• **WHAT YOU NEED TO DO**:
The word to look for is "handler". Report every line of the entries below that has it.

═════ EXTRACTED MATERIAL

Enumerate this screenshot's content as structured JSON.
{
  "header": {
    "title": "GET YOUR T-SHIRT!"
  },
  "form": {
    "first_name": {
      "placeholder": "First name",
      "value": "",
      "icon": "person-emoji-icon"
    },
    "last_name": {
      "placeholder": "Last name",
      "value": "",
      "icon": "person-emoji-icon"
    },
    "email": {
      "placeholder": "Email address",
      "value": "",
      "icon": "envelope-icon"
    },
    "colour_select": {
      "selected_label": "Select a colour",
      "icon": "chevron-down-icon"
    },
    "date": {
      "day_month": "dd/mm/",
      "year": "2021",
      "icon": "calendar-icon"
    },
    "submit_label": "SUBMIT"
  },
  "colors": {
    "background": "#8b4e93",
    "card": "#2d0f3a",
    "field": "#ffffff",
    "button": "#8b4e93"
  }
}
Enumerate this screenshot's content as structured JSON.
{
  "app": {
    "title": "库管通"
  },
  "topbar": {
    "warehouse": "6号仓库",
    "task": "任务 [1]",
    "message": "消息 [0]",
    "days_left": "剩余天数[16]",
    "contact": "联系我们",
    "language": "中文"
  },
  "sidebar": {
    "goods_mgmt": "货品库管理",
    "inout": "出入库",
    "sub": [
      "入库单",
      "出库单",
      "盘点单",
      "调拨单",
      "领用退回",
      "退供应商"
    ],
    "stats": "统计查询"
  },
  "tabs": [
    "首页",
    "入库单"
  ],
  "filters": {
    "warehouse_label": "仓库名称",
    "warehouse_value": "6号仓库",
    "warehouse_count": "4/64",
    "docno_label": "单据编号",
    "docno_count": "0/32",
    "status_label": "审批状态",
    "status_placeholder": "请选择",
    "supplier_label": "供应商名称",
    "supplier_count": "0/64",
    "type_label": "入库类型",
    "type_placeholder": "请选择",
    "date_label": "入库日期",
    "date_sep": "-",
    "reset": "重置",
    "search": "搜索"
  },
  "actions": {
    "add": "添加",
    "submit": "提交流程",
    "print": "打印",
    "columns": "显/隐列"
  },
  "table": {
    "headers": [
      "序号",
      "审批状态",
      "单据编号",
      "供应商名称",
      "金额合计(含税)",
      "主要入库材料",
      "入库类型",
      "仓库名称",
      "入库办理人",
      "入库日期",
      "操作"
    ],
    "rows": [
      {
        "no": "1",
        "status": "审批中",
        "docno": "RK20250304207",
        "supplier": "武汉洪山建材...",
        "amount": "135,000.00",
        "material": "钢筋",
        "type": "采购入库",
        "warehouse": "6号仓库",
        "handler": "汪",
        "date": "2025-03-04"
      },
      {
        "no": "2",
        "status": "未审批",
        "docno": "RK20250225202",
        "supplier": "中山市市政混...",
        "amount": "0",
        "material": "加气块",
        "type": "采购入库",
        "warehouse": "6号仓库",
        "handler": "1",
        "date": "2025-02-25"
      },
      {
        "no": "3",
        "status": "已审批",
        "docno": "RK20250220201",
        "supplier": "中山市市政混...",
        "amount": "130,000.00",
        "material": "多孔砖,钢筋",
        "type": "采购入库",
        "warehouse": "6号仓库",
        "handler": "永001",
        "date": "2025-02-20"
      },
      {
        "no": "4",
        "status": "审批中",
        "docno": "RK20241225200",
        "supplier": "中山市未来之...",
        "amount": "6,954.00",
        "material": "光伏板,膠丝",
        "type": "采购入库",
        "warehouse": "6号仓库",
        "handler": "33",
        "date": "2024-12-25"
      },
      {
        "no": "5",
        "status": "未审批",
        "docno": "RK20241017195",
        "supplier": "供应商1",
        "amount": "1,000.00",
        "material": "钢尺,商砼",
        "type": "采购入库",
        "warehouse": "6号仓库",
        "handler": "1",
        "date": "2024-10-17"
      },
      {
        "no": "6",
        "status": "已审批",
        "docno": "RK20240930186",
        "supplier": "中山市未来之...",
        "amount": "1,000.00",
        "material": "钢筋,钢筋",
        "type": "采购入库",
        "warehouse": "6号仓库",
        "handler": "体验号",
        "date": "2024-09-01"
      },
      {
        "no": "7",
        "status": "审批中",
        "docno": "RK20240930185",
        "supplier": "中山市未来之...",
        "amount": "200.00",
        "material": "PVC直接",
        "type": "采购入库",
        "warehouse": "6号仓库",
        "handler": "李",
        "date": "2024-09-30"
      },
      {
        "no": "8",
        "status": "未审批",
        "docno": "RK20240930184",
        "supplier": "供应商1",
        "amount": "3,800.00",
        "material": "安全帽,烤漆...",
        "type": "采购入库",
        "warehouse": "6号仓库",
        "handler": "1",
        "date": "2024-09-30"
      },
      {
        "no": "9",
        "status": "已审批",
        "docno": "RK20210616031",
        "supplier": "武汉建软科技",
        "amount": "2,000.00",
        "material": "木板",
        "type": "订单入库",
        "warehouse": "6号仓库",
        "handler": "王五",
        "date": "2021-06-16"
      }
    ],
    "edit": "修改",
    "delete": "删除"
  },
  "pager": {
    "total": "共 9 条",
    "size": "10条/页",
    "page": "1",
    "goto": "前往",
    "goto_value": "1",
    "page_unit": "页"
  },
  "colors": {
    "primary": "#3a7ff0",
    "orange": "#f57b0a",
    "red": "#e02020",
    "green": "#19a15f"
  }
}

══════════

• **SOLVED EXERCISE**:
        "handler": "汪",
        "handler": "1",
        "handler": "永001",
        "handler": "33",
        "handler": "1",
        "handler": "体验号",
        "handler": "李",
        "handler": "1",
        "handler": "王五",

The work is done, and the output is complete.